The White House warned Venezuelan leader Nicolás Maduro on Friday that any "egregious" human rights violations by troops under his government's command would not "go unpunished" as Maduro's forces seek to keep foreign aid out of the country.
The Trump administration issued the statement following media reports that two indigenous people died and others have been injured following clashes with Venezuela's military as the U.S. pushes to deliver aid to the country.
Around the same time Friday night, The Associated Press reported that Maduro's vice president, Delcy Rodriguez, had announced the closure of several border crossings with Colombia, citing a perceived threat to Venezuela's sovereignty.
The White House urged Maduro to allow aid to "peacefully" enter the country.
"Egregious violation of human rights by Maduro and those who are following his orders will not go unpunished. The United States strongly urges the Venezuelan military to uphold its constitutional duty to protect the citizens of Venezuela. The Venezuelan military must allow humanitarian aid to peacefully enter the country. The world is watching," press secretary Sarah Huckabee Sanders said in the statement.
Local officials told CNN that government troops opened fire on civilians protesting the border closures, though the news network could not independently verify the deaths.
"Instead of mediating, the military started shooting," the mayor of Gran Sabana, a town near the country's border with Brazil, told CNN.
Maduro's government has argued that trucks of aid contain supplies meant to support coup attempts against the Venezuelan government, which is facing a rival interim government declared by Juan Guaidó, leader of the National Assembly.
Guaidó is supported by the Trump administration and other NATO countries, while Maduro's government is supported by Turkey and Russia, among other nations.

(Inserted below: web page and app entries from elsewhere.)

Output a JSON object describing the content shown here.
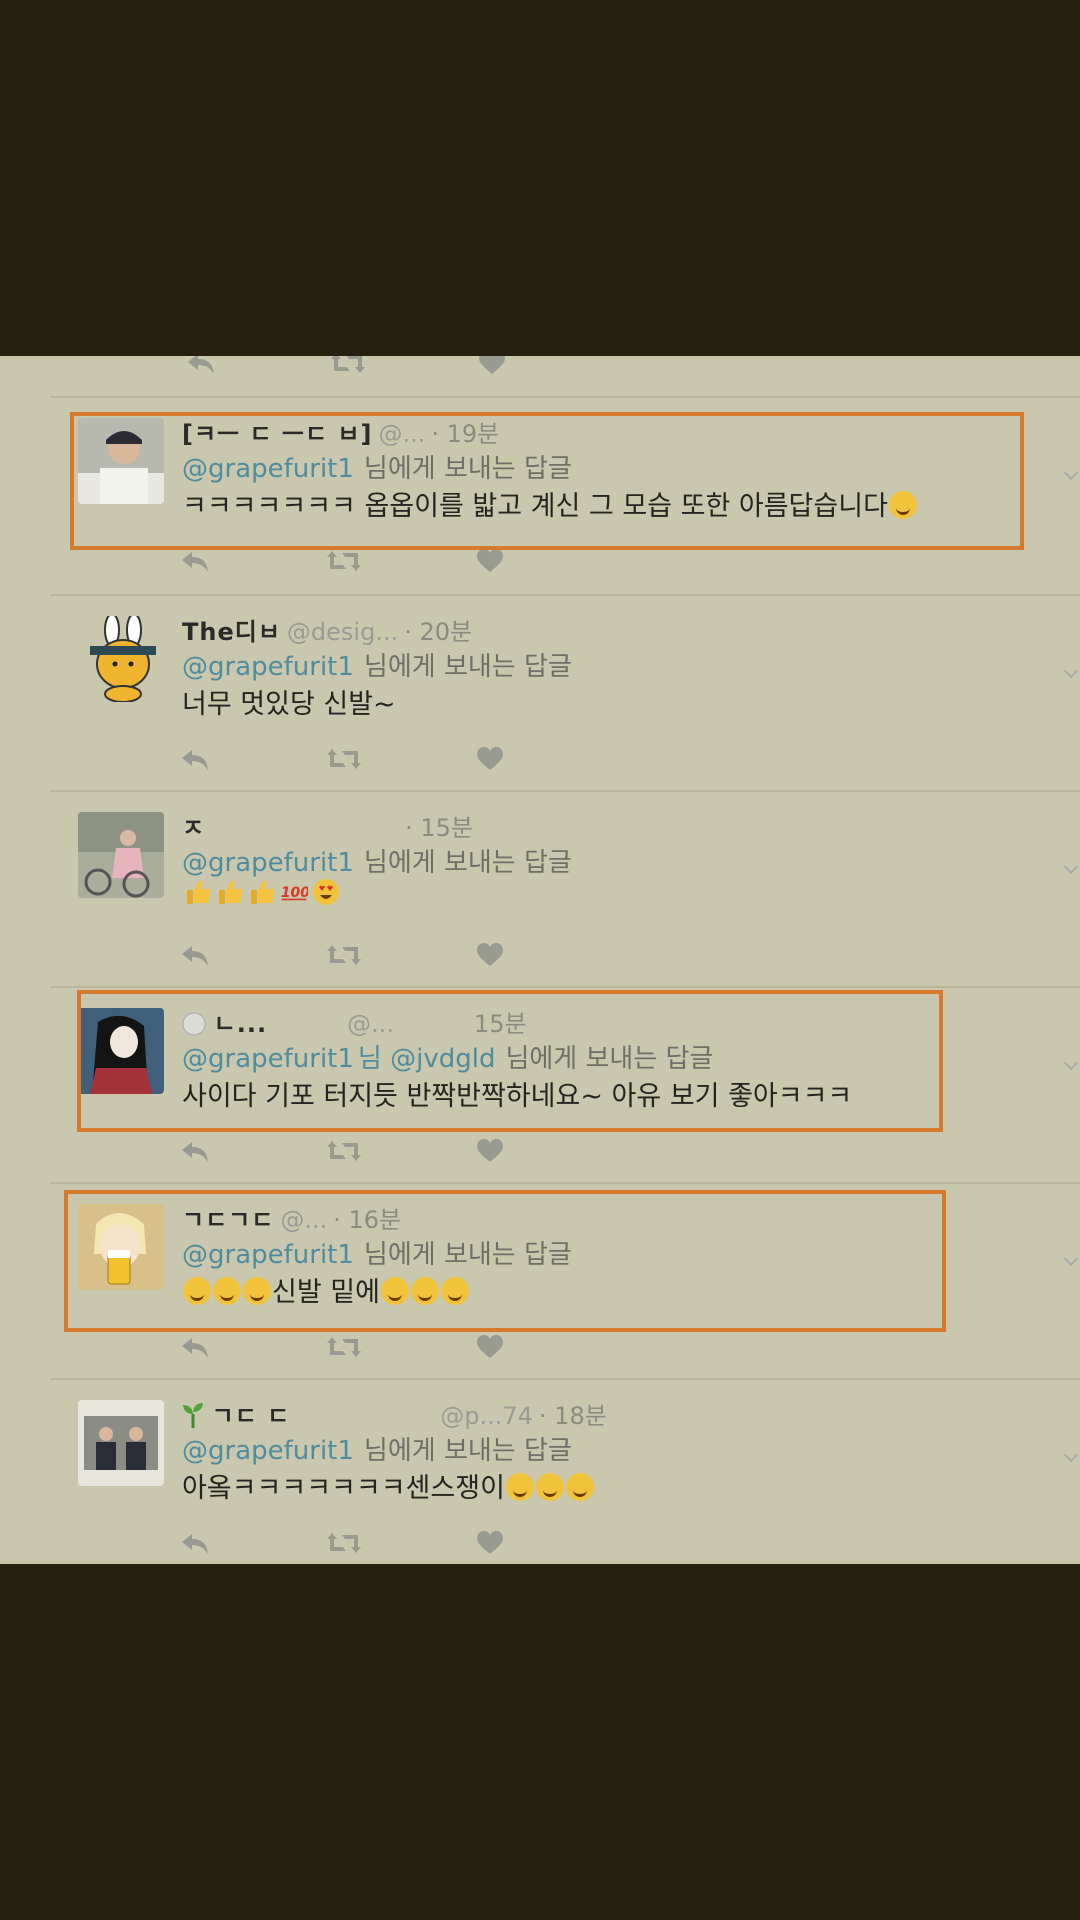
{
  "tweets": [
    {
      "name": "[ㅋㅡ ㄷ ㅡㄷ ㅂ]",
      "handle": "@...",
      "time": "· 19분",
      "mention": "@grapefurit1",
      "reply_text": "님에게 보내는 답글",
      "body": "ㅋㅋㅋㅋㅋㅋㅋ 옵옵이를 밟고 계신 그 모습 또한 아름답습니다",
      "emoji": "wink-emoji",
      "highlighted": true
    },
    {
      "name": "The디ㅂ",
      "handle": "@desig...",
      "time": "· 20분",
      "mention": "@grapefurit1",
      "reply_text": "님에게 보내는 답글",
      "body": "너무 멋있당 신발~",
      "highlighted": false
    },
    {
      "name": "ㅈ",
      "handle": "",
      "time": "· 15분",
      "mention": "@grapefurit1",
      "reply_text": "님에게 보내는 답글",
      "body": "",
      "emoji": "thumbs-100-heart-eyes",
      "highlighted": false
    },
    {
      "name": "ㄴ...",
      "handle": "@...",
      "time": "15분",
      "mention": "@grapefurit1",
      "mention_extra": "님 @jvdgld",
      "reply_text": "님에게 보내는 답글",
      "body": "사이다 기포 터지듯 반짝반짝하네요~ 아유 보기 좋아ㅋㅋㅋ",
      "highlighted": true
    },
    {
      "name": "ㄱㄷㄱㄷ",
      "handle": "@...",
      "time": "· 16분",
      "mention": "@grapefurit1",
      "reply_text": "님에게 보내는 답글",
      "body": "신발 밑에",
      "highlighted": true
    },
    {
      "name": "ㄱㄷ ㄷ",
      "handle": "@p...74",
      "time": "· 18분",
      "mention": "@grapefurit1",
      "reply_text": "님에게 보내는 답글",
      "body": "아옼ㅋㅋㅋㅋㅋㅋㅋ센스쟁이",
      "highlighted": false
    }
  ],
  "colors": {
    "highlight": "#d67a2d",
    "panel": "#c9c7ad",
    "background": "#26200f",
    "mention": "#4f8d9d"
  }
}
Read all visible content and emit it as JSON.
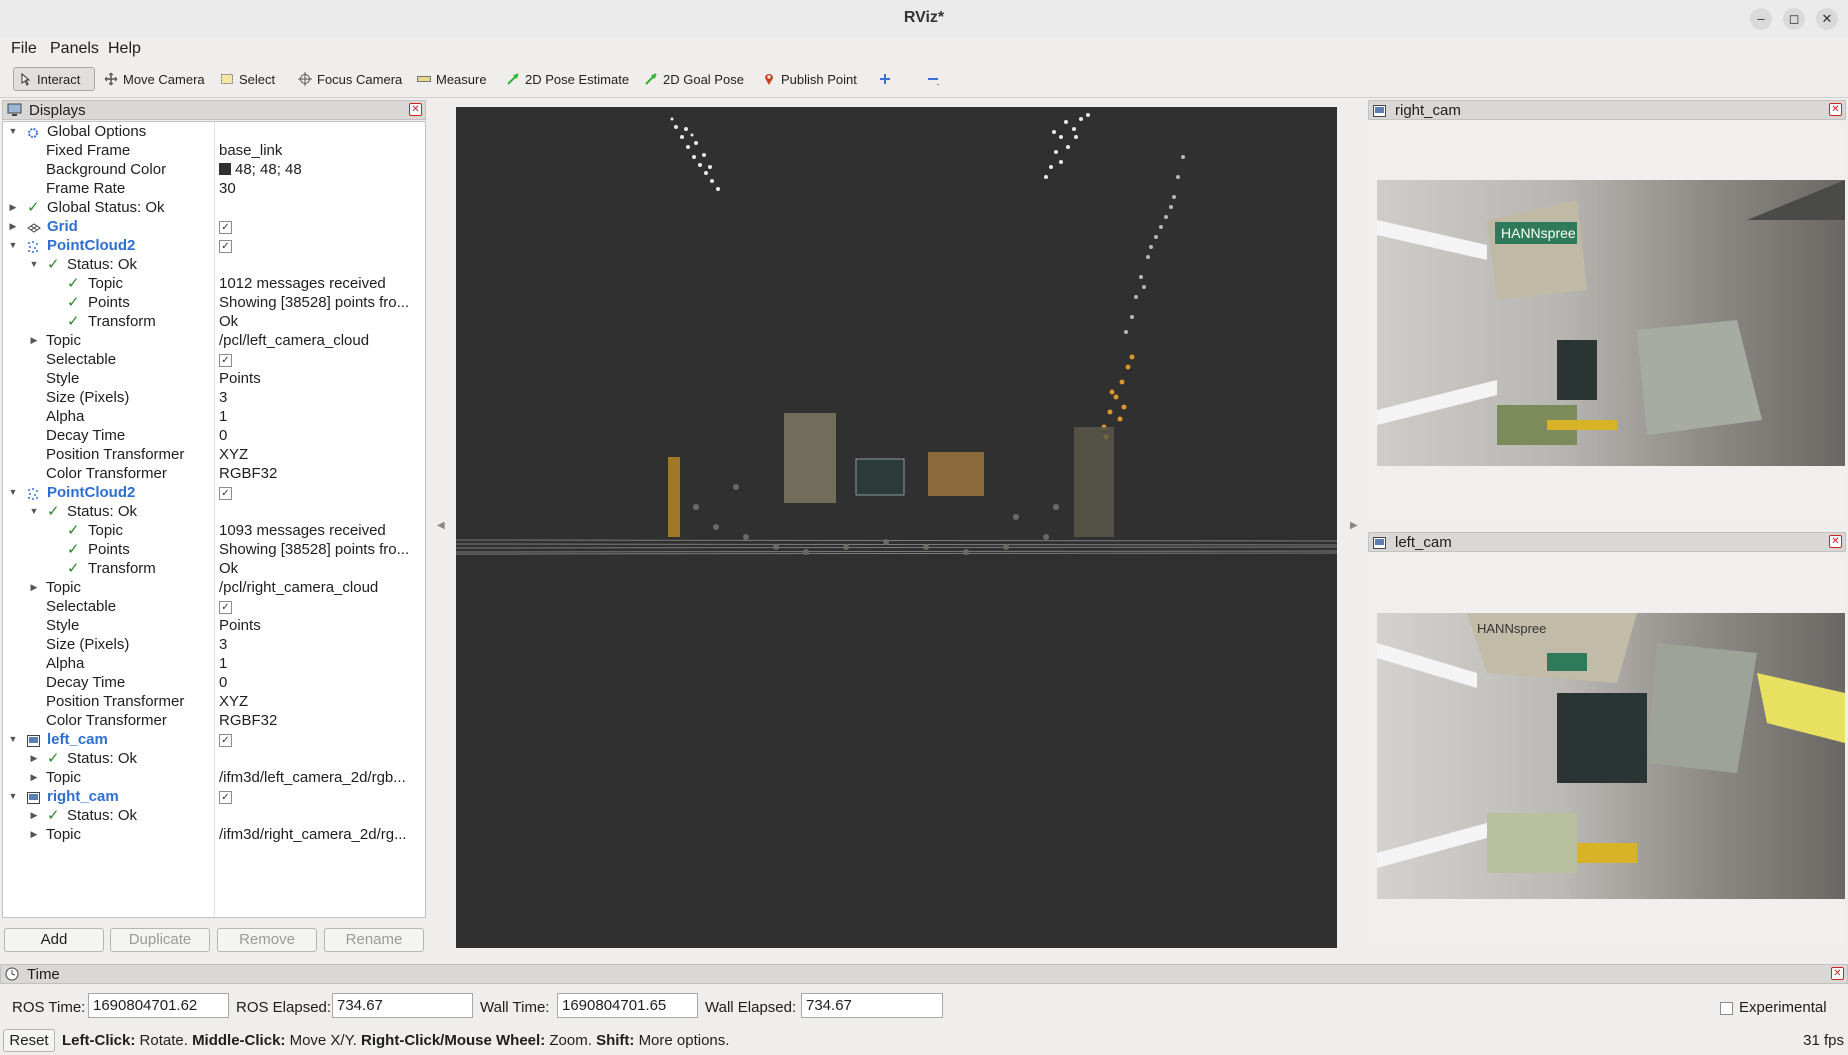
{
  "window": {
    "title": "RViz*"
  },
  "menu": [
    "File",
    "Panels",
    "Help"
  ],
  "toolbar": {
    "interact": "Interact",
    "move_camera": "Move Camera",
    "select": "Select",
    "focus_camera": "Focus Camera",
    "measure": "Measure",
    "pose_estimate": "2D Pose Estimate",
    "goal_pose": "2D Goal Pose",
    "publish_point": "Publish Point"
  },
  "displays": {
    "title": "Displays",
    "rows": [
      {
        "label": "Global Options",
        "value": ""
      },
      {
        "label": "Fixed Frame",
        "value": "base_link"
      },
      {
        "label": "Background Color",
        "value": "48; 48; 48"
      },
      {
        "label": "Frame Rate",
        "value": "30"
      },
      {
        "label": "Global Status: Ok",
        "value": ""
      },
      {
        "label": "Grid",
        "value": ""
      },
      {
        "label": "PointCloud2",
        "value": ""
      },
      {
        "label": "Status: Ok",
        "value": ""
      },
      {
        "label": "Topic",
        "value": "1012 messages received"
      },
      {
        "label": "Points",
        "value": "Showing [38528] points fro..."
      },
      {
        "label": "Transform",
        "value": "Ok"
      },
      {
        "label": "Topic",
        "value": "/pcl/left_camera_cloud"
      },
      {
        "label": "Selectable",
        "value": ""
      },
      {
        "label": "Style",
        "value": "Points"
      },
      {
        "label": "Size (Pixels)",
        "value": "3"
      },
      {
        "label": "Alpha",
        "value": "1"
      },
      {
        "label": "Decay Time",
        "value": "0"
      },
      {
        "label": "Position Transformer",
        "value": "XYZ"
      },
      {
        "label": "Color Transformer",
        "value": "RGBF32"
      },
      {
        "label": "PointCloud2",
        "value": ""
      },
      {
        "label": "Status: Ok",
        "value": ""
      },
      {
        "label": "Topic",
        "value": "1093 messages received"
      },
      {
        "label": "Points",
        "value": "Showing [38528] points fro..."
      },
      {
        "label": "Transform",
        "value": "Ok"
      },
      {
        "label": "Topic",
        "value": "/pcl/right_camera_cloud"
      },
      {
        "label": "Selectable",
        "value": ""
      },
      {
        "label": "Style",
        "value": "Points"
      },
      {
        "label": "Size (Pixels)",
        "value": "3"
      },
      {
        "label": "Alpha",
        "value": "1"
      },
      {
        "label": "Decay Time",
        "value": "0"
      },
      {
        "label": "Position Transformer",
        "value": "XYZ"
      },
      {
        "label": "Color Transformer",
        "value": "RGBF32"
      },
      {
        "label": "left_cam",
        "value": ""
      },
      {
        "label": "Status: Ok",
        "value": ""
      },
      {
        "label": "Topic",
        "value": "/ifm3d/left_camera_2d/rgb..."
      },
      {
        "label": "right_cam",
        "value": ""
      },
      {
        "label": "Status: Ok",
        "value": ""
      },
      {
        "label": "Topic",
        "value": "/ifm3d/right_camera_2d/rg..."
      }
    ],
    "buttons": {
      "add": "Add",
      "duplicate": "Duplicate",
      "remove": "Remove",
      "rename": "Rename"
    }
  },
  "right_cam": {
    "title": "right_cam",
    "sign": "HANNspree"
  },
  "left_cam": {
    "title": "left_cam",
    "sign": "HANNspree"
  },
  "time": {
    "title": "Time",
    "ros_time_label": "ROS Time:",
    "ros_time": "1690804701.62",
    "ros_elapsed_label": "ROS Elapsed:",
    "ros_elapsed": "734.67",
    "wall_time_label": "Wall Time:",
    "wall_time": "1690804701.65",
    "wall_elapsed_label": "Wall Elapsed:",
    "wall_elapsed": "734.67",
    "experimental": "Experimental"
  },
  "status": {
    "reset": "Reset",
    "left_click": "Left-Click:",
    "left_click_action": "Rotate.",
    "middle_click": "Middle-Click:",
    "middle_click_action": "Move X/Y.",
    "right_click": "Right-Click/Mouse Wheel:",
    "right_click_action": "Zoom.",
    "shift": "Shift:",
    "shift_action": "More options.",
    "fps": "31 fps"
  },
  "colors": {
    "viewport_bg": "#303030",
    "link_blue": "#2f6fd1",
    "ok_green": "#2a8a2a"
  }
}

President Trump spoke with Guaidó last month and offered the Venezuelan politician his support, while not announcing any military support for Guaidó's bid.